- Plan / Information (Français)
- Plan guide accessibilité
- Plan / Information (English)
- Plan for visitors with mobility impairments
- Mapa / Informação
- Mappa/ Informazioni
- Plan / Information (Deutsch)
- Plano / Información
- план / информация (Русский)
- 루브르 박물관 관람 안내
- مخطط الزيارة\ المعلومات
- Plan / informacja (polski)
Work Cup with Victorious Charioteer
Department of Greek, Etruscan, and Roman Antiquities: Christian and Byzantine Art
Coupe à l'aurige vainqueur
© 2008 RMN / Hervé Lewandowski
Greek, Etruscan, and Roman Antiquities
Christian and Byzantine Art
This cup testifies to the popularity of circus games and their representation in late Antiquity. African potters used this theme widely, with a preference for chariot races. Here we see the charioteer standing upright in a chariot pulled by a team of four horses. Dressed in the distinctive garb of his profession, he is holding the palm of victory, and brandishes the victor's coronet. This relief decoration was created using a technique typical of North African ceramic workshops.
A work from North Africa
This terracotta cup comes from a North African workshop, where it was made sometime in the fourth or fifth century AD. Featuring three grooves running around the inner rim, and lacking a base and handles, it belongs to a series of vessels produced in great numbers throughout the Mediterranean basin, but originating in what is now Tunisia. The inner medallion is decorated with low-relief motifs, which were molded separately and then applied to the clay - a procedure characteristic of ceramic workshops in this region of the Roman empire.
A victorious charioteer
The decoration consists of a single figure: a victorious charioteer standing in his chariot, pulled by a team of four horses. The compositional conventions of the fourth century AD are very much present, particularly in the disproportionate sizes of the charioteer and his four horses, and of the charioteer's own head and body. The horses and their driver are represented frontally, as was the norm in Late Antiquity. The man is dressed in the standard outfit of charioteers: a helmet and tunic, with additional protection in the form of long-sleeved padding held in place by leather straps. He holds a palm frond at his side, and brandishes the triumphal crown, the symbol of victory, in his right hand. Two palm fronds beneath this scene serve to balance the decoration and reinforce the symbolism of victory.
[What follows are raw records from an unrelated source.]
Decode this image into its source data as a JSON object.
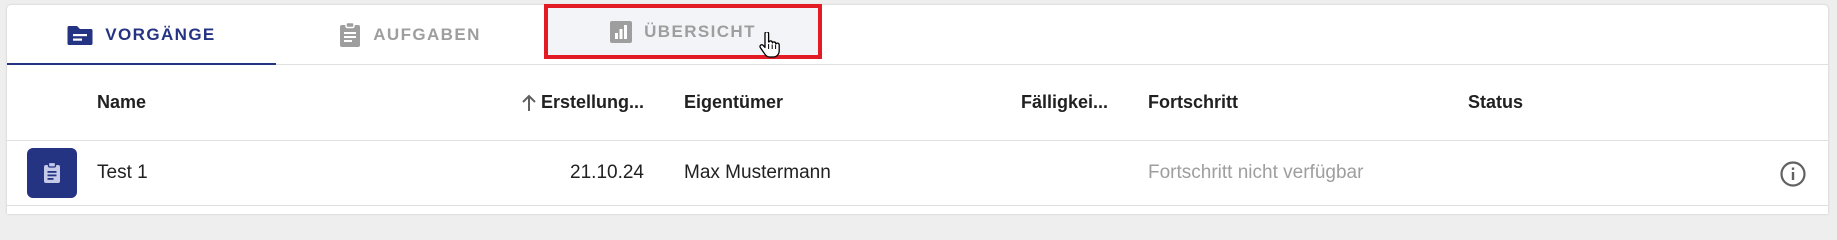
{
  "tabs": [
    {
      "label": "VORGÄNGE",
      "icon": "folder-icon",
      "active": true
    },
    {
      "label": "AUFGABEN",
      "icon": "clipboard-icon",
      "active": false
    },
    {
      "label": "ÜBERSICHT",
      "icon": "bar-chart-icon",
      "active": false,
      "hovered": true
    }
  ],
  "table": {
    "columns": [
      "Name",
      "Erstellung...",
      "Eigentümer",
      "Fälligkei...",
      "Fortschritt",
      "Status"
    ],
    "sort": {
      "column": "Erstellung...",
      "direction": "ascending"
    },
    "rows": [
      {
        "icon": "clipboard-icon",
        "name": "Test 1",
        "created": "21.10.24",
        "owner": "Max Mustermann",
        "due": "",
        "progress": "Fortschritt nicht verfügbar",
        "status": ""
      }
    ]
  },
  "colors": {
    "primary": "#253383",
    "muted": "#9e9e9e",
    "highlight": "#e21b24"
  }
}
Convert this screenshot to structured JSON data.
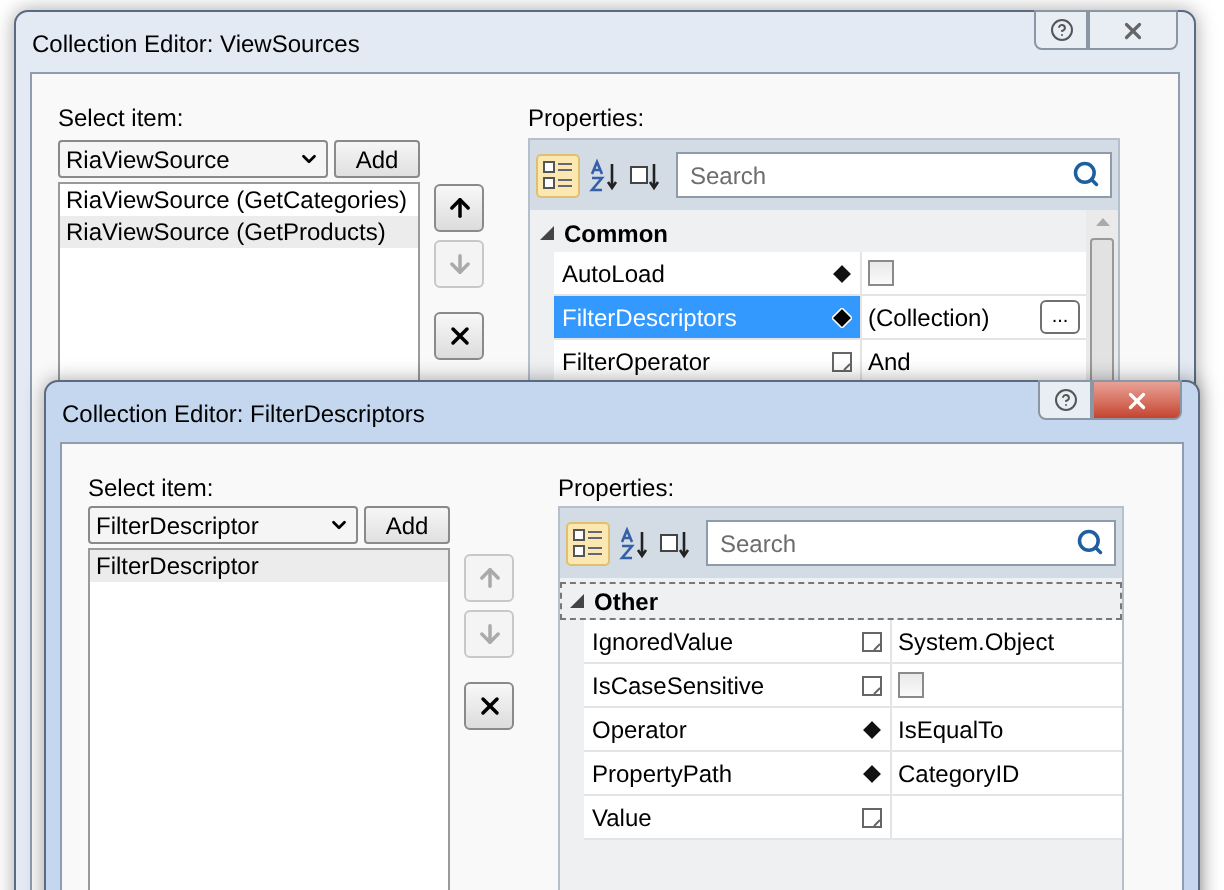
{
  "windows": [
    {
      "title": "Collection Editor: ViewSources",
      "active": false,
      "select_label": "Select item:",
      "type_dropdown": "RiaViewSource",
      "add_button": "Add",
      "items": [
        {
          "label": "RiaViewSource (GetCategories)",
          "selected": false
        },
        {
          "label": "RiaViewSource (GetProducts)",
          "selected": true
        }
      ],
      "move_up": {
        "disabled": false
      },
      "move_down": {
        "disabled": true
      },
      "remove": {
        "disabled": false
      },
      "properties_label": "Properties:",
      "search": {
        "placeholder": "Search"
      },
      "category": {
        "name": "Common",
        "expanded": true,
        "focused": false
      },
      "properties": [
        {
          "name": "AutoLoad",
          "marker": {
            "kind": "diamond"
          },
          "kind": "checkbox",
          "checked": false,
          "selected": false
        },
        {
          "name": "FilterDescriptors",
          "marker": {
            "kind": "diamond"
          },
          "kind": "collection",
          "value": "(Collection)",
          "button": "...",
          "selected": true
        },
        {
          "name": "FilterOperator",
          "marker": {
            "kind": "square"
          },
          "kind": "text",
          "value": "And",
          "selected": false
        }
      ],
      "scrollbar": true
    },
    {
      "title": "Collection Editor: FilterDescriptors",
      "active": true,
      "select_label": "Select item:",
      "type_dropdown": "FilterDescriptor",
      "add_button": "Add",
      "items": [
        {
          "label": "FilterDescriptor",
          "selected": true
        }
      ],
      "move_up": {
        "disabled": true
      },
      "move_down": {
        "disabled": true
      },
      "remove": {
        "disabled": false
      },
      "properties_label": "Properties:",
      "search": {
        "placeholder": "Search"
      },
      "category": {
        "name": "Other",
        "expanded": true,
        "focused": true
      },
      "properties": [
        {
          "name": "IgnoredValue",
          "marker": {
            "kind": "square"
          },
          "kind": "text",
          "value": "System.Object",
          "selected": false
        },
        {
          "name": "IsCaseSensitive",
          "marker": {
            "kind": "square"
          },
          "kind": "checkbox",
          "checked": false,
          "selected": false
        },
        {
          "name": "Operator",
          "marker": {
            "kind": "diamond"
          },
          "kind": "text",
          "value": "IsEqualTo",
          "selected": false
        },
        {
          "name": "PropertyPath",
          "marker": {
            "kind": "diamond"
          },
          "kind": "text",
          "value": "CategoryID",
          "selected": false
        },
        {
          "name": "Value",
          "marker": {
            "kind": "square"
          },
          "kind": "text",
          "selected": false
        }
      ],
      "scrollbar": false
    }
  ]
}
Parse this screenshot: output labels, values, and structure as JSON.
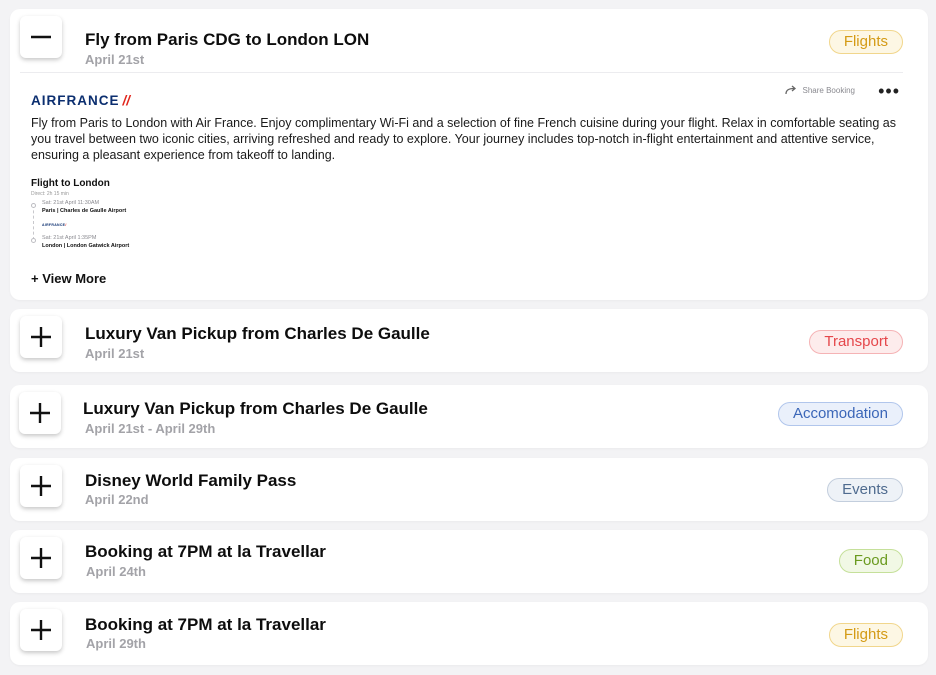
{
  "items": [
    {
      "title": "Fly from Paris CDG to London LON",
      "date": "April 21st",
      "badge": "Flights",
      "expanded": true,
      "details": {
        "brand": "AIRFRANCE",
        "share_label": "Share Booking",
        "more_label": "•••",
        "description": "Fly from Paris to London with Air France. Enjoy complimentary Wi-Fi and a selection of fine French cuisine during your flight. Relax in comfortable seating as you travel between two iconic cities, arriving refreshed and ready to explore. Your journey includes top-notch in-flight entertainment and attentive service, ensuring a pleasant experience from takeoff to landing.",
        "flight": {
          "heading": "Flight to London",
          "subheading": "Direct: 2h 15 min",
          "departure": {
            "time": "Sat: 21st April  11:30AM",
            "place": "Paris | Charles de Gaulle Airport"
          },
          "carrier": "AIRFRANCE",
          "arrival": {
            "time": "Sat: 21st April  1:35PM",
            "place": "London | London Gatwick Airport"
          }
        },
        "view_more": "+ View More"
      }
    },
    {
      "title": "Luxury Van Pickup from Charles De Gaulle",
      "date": "April 21st",
      "badge": "Transport",
      "expanded": false
    },
    {
      "title": "Luxury Van Pickup from Charles De Gaulle",
      "date": "April 21st - April 29th",
      "badge": "Accomodation",
      "expanded": false
    },
    {
      "title": "Disney World Family Pass",
      "date": "April 22nd",
      "badge": "Events",
      "expanded": false
    },
    {
      "title": "Booking at 7PM at la Travellar",
      "date": "April 24th",
      "badge": "Food",
      "expanded": false
    },
    {
      "title": "Booking at 7PM at la Travellar",
      "date": "April 29th",
      "badge": "Flights",
      "expanded": false
    }
  ],
  "badge_colors": {
    "Flights": {
      "text": "#d49b16",
      "bg": "#fdf7e4",
      "border": "#f1d68c"
    },
    "Transport": {
      "text": "#e5474b",
      "bg": "#fdecec",
      "border": "#f5b3b5"
    },
    "Accomodation": {
      "text": "#3b66b8",
      "bg": "#eaf0fb",
      "border": "#b1c6ec"
    },
    "Events": {
      "text": "#4f6b8f",
      "bg": "#eef2f7",
      "border": "#c3cedd"
    },
    "Food": {
      "text": "#6a9a1f",
      "bg": "#f1f8e5",
      "border": "#c5e09a"
    }
  },
  "icons": {
    "expanded": "minus-icon",
    "collapsed": "plus-icon",
    "share": "share-arrow-icon",
    "more": "more-dots-icon"
  }
}
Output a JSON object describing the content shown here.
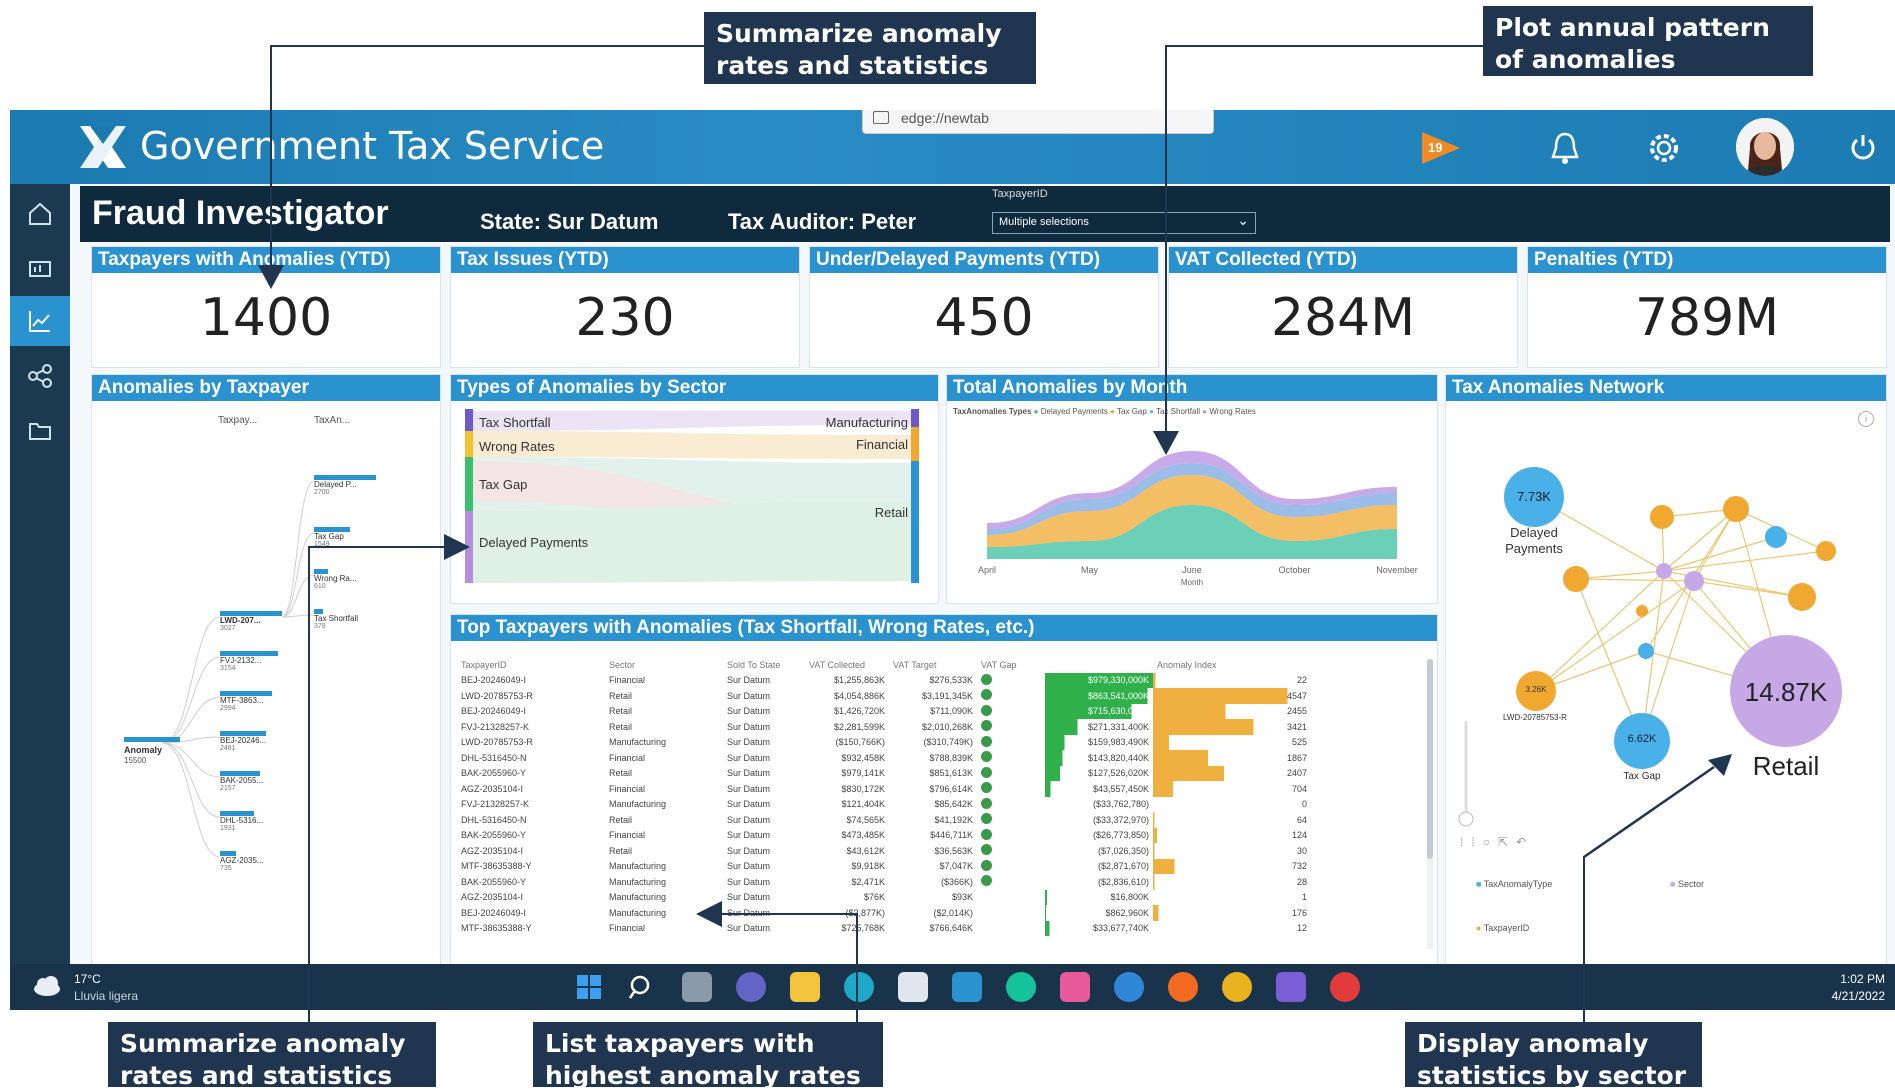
{
  "callouts": {
    "top_left": "Summarize anomaly rates and statistics",
    "top_right": "Plot annual pattern of anomalies",
    "bottom_left": "Summarize anomaly rates and statistics",
    "bottom_mid": "List taxpayers with highest anomaly rates",
    "bottom_right": "Display anomaly statistics by sector"
  },
  "browser": {
    "url_tab": "edge://newtab"
  },
  "app": {
    "title": "Government Tax Service",
    "notification_badge": "19"
  },
  "header": {
    "page_title": "Fraud Investigator",
    "state": "State: Sur Datum",
    "auditor": "Tax Auditor: Peter",
    "filter_label": "TaxpayerID",
    "filter_value": "Multiple selections"
  },
  "kpis": [
    {
      "title": "Taxpayers with Anomalies (YTD)",
      "value": "1400"
    },
    {
      "title": "Tax Issues (YTD)",
      "value": "230"
    },
    {
      "title": "Under/Delayed Payments (YTD)",
      "value": "450"
    },
    {
      "title": "VAT Collected (YTD)",
      "value": "284M"
    },
    {
      "title": "Penalties (YTD)",
      "value": "789M"
    }
  ],
  "panels": {
    "anomalies_by_taxpayer": "Anomalies by Taxpayer",
    "types_by_sector": "Types of Anomalies by Sector",
    "total_by_month": "Total Anomalies by Month",
    "network": "Tax Anomalies Network",
    "top_taxpayers": "Top Taxpayers with Anomalies (Tax Shortfall, Wrong Rates, etc.)"
  },
  "tree": {
    "col1": "Taxpay...",
    "col2": "TaxAn...",
    "root": "Anomaly",
    "root_value": "15500",
    "type_nodes": [
      {
        "label": "Delayed P...",
        "value": "2700"
      },
      {
        "label": "Tax Gap",
        "value": "1549"
      },
      {
        "label": "Wrong Ra...",
        "value": "610"
      },
      {
        "label": "Tax Shortfall",
        "value": "378"
      }
    ],
    "taxpayer_nodes": [
      {
        "label": "LWD-207...",
        "value": "3027"
      },
      {
        "label": "FVJ-2132...",
        "value": "3154"
      },
      {
        "label": "MTF-3863...",
        "value": "2994"
      },
      {
        "label": "BEJ-20246...",
        "value": "2481"
      },
      {
        "label": "BAK-2055...",
        "value": "2157"
      },
      {
        "label": "DHL-5316...",
        "value": "1931"
      },
      {
        "label": "AGZ-2035...",
        "value": "735"
      }
    ]
  },
  "sankey": {
    "left": [
      "Tax Shortfall",
      "Wrong Rates",
      "Tax Gap",
      "Delayed Payments"
    ],
    "right": [
      "Manufacturing",
      "Financial",
      "Retail"
    ]
  },
  "chart_data": {
    "type": "area",
    "title": "Total Anomalies by Month",
    "legend_title": "TaxAnomalies Types",
    "legend": [
      "Delayed Payments",
      "Tax Gap",
      "Tax Shortfall",
      "Wrong Rates"
    ],
    "xlabel": "Month",
    "categories": [
      "April",
      "May",
      "June",
      "October",
      "November"
    ],
    "series": [
      {
        "name": "Delayed Payments",
        "color": "#3bbf9f",
        "values": [
          2,
          3,
          9,
          3,
          5
        ]
      },
      {
        "name": "Tax Gap",
        "color": "#f0a830",
        "values": [
          2,
          5,
          5,
          4,
          4
        ]
      },
      {
        "name": "Tax Shortfall",
        "color": "#7aa7e0",
        "values": [
          1,
          2,
          2,
          2,
          2
        ]
      },
      {
        "name": "Wrong Rates",
        "color": "#b58ee0",
        "values": [
          1,
          1,
          2,
          1,
          1
        ]
      }
    ]
  },
  "network": {
    "nodes": [
      {
        "label": "7.73K",
        "caption": "Delayed Payments"
      },
      {
        "label": "14.87K",
        "caption": "Retail"
      },
      {
        "label": "6.62K",
        "caption": "Tax Gap"
      },
      {
        "label": "3.26K",
        "caption": "LWD-20785753-R"
      }
    ],
    "legend": [
      "TaxAnomalyType",
      "Sector",
      "TaxpayerID"
    ]
  },
  "table": {
    "columns": [
      "TaxpayerID",
      "Sector",
      "Sold To State",
      "VAT Collected",
      "VAT Target",
      "VAT Gap",
      "",
      "Anomaly Index"
    ],
    "rows": [
      [
        "BEJ-20246049-I",
        "Financial",
        "Sur Datum",
        "$1,255,863K",
        "$276,533K",
        "",
        "$979,330,000K",
        "22"
      ],
      [
        "LWD-20785753-R",
        "Retail",
        "Sur Datum",
        "$4,054,886K",
        "$3,191,345K",
        "",
        "$863,541,000K",
        "4547"
      ],
      [
        "BEJ-20246049-I",
        "Retail",
        "Sur Datum",
        "$1,426,720K",
        "$711,090K",
        "",
        "$715,630,000K",
        "2455"
      ],
      [
        "FVJ-21328257-K",
        "Retail",
        "Sur Datum",
        "$2,281,599K",
        "$2,010,268K",
        "",
        "$271,331,400K",
        "3421"
      ],
      [
        "LWD-20785753-R",
        "Manufacturing",
        "Sur Datum",
        "($150,766K)",
        "($310,749K)",
        "",
        "$159,983,490K",
        "525"
      ],
      [
        "DHL-5316450-N",
        "Financial",
        "Sur Datum",
        "$932,458K",
        "$788,839K",
        "",
        "$143,820,440K",
        "1867"
      ],
      [
        "BAK-2055960-Y",
        "Retail",
        "Sur Datum",
        "$979,141K",
        "$851,613K",
        "",
        "$127,526,020K",
        "2407"
      ],
      [
        "AGZ-2035104-I",
        "Financial",
        "Sur Datum",
        "$830,172K",
        "$796,614K",
        "",
        "$43,557,450K",
        "704"
      ],
      [
        "FVJ-21328257-K",
        "Manufacturing",
        "Sur Datum",
        "$121,404K",
        "$85,642K",
        "",
        "($33,762,780)",
        "0"
      ],
      [
        "DHL-5316450-N",
        "Retail",
        "Sur Datum",
        "$74,565K",
        "$41,192K",
        "",
        "($33,372,970)",
        "64"
      ],
      [
        "BAK-2055960-Y",
        "Financial",
        "Sur Datum",
        "$473,485K",
        "$446,711K",
        "",
        "($26,773,850)",
        "124"
      ],
      [
        "AGZ-2035104-I",
        "Retail",
        "Sur Datum",
        "$43,612K",
        "$36,563K",
        "",
        "($7,026,350)",
        "30"
      ],
      [
        "MTF-38635388-Y",
        "Manufacturing",
        "Sur Datum",
        "$9,918K",
        "$7,047K",
        "",
        "($2,871,670)",
        "732"
      ],
      [
        "BAK-2055960-Y",
        "Manufacturing",
        "Sur Datum",
        "$2,471K",
        "($366K)",
        "",
        "($2,836,610)",
        "28"
      ],
      [
        "AGZ-2035104-I",
        "Manufacturing",
        "Sur Datum",
        "$76K",
        "$93K",
        "",
        "$16,800K",
        "1"
      ],
      [
        "BEJ-20246049-I",
        "Manufacturing",
        "Sur Datum",
        "($2,877K)",
        "($2,014K)",
        "",
        "$862,960K",
        "176"
      ],
      [
        "MTF-38635388-Y",
        "Financial",
        "Sur Datum",
        "$725,768K",
        "$766,646K",
        "",
        "$33,677,740K",
        "12"
      ]
    ],
    "gap_fill": [
      1,
      0.95,
      0.8,
      0.3,
      0.18,
      0.16,
      0.14,
      0.05,
      0,
      0,
      0,
      0,
      0,
      0,
      0.02,
      0.01,
      0.04
    ],
    "index_fill": [
      0.02,
      1,
      0.54,
      0.75,
      0.12,
      0.41,
      0.53,
      0.15,
      0,
      0.01,
      0.03,
      0.01,
      0.16,
      0.01,
      0,
      0.04,
      0
    ]
  },
  "taskbar": {
    "temperature": "17°C",
    "weather": "Lluvia ligera",
    "time": "1:02 PM",
    "date": "4/21/2022"
  }
}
The popular iconography of victory
Very early on, "circus games" became extremely popular in the Roman world, inspiring a rich and varied decorative repertoire that was used in every artistic domain, but particularly ceramics, sculpture and mosaics. Games and sporting events appear as a theme in Roman African art in the first century AD, and became a favorite subject for mosaicists and local potters. From the third century AD onwards, chariot races became enormously popular throughout the Roman empire, particularly in North Africa, and were widely depicted in art. The figure of the victorious charioteer takes pride of place among the various motifs used on sigillated (stamped) ceramics and countless commemorative mosaics. The image might recall a real-life triumph, or simply signify good fortune. The latter interpretation seems most appropriate here: in contrast with most other examples, there is nothing to place the driver and team within the context of a hippodrome.
BibliographyLe cirque et les courses de chars, Rome-Byzance, Lattes, 1990, n 23, p. 228-229.
De Carthage à Kaurouan. 2000 ans d'art et d'histoire en Tunisie, Musée du Petit Palais, Paris, 1982, n 208, p. 149.
Baratte Fr., "La Coupe à l'charioteer vainqueur (sigillée claire) du musée du Louvre", Bulletin de la Société des nationale des Antiquaires de France, 1971, p. 178-192, pl. XXI-XXIV.
Coupe à l'aurige vainqueur
IVe - Ve siècle après J.-C.
Terre cuite, décors de reliefs appliqués
D. : 19 cm.
Achat, 1971 , 1971
N° d'entrée Ca 5920
The Louvre is open every day (except Tuesday) from 9 a.m. to 6 p.m.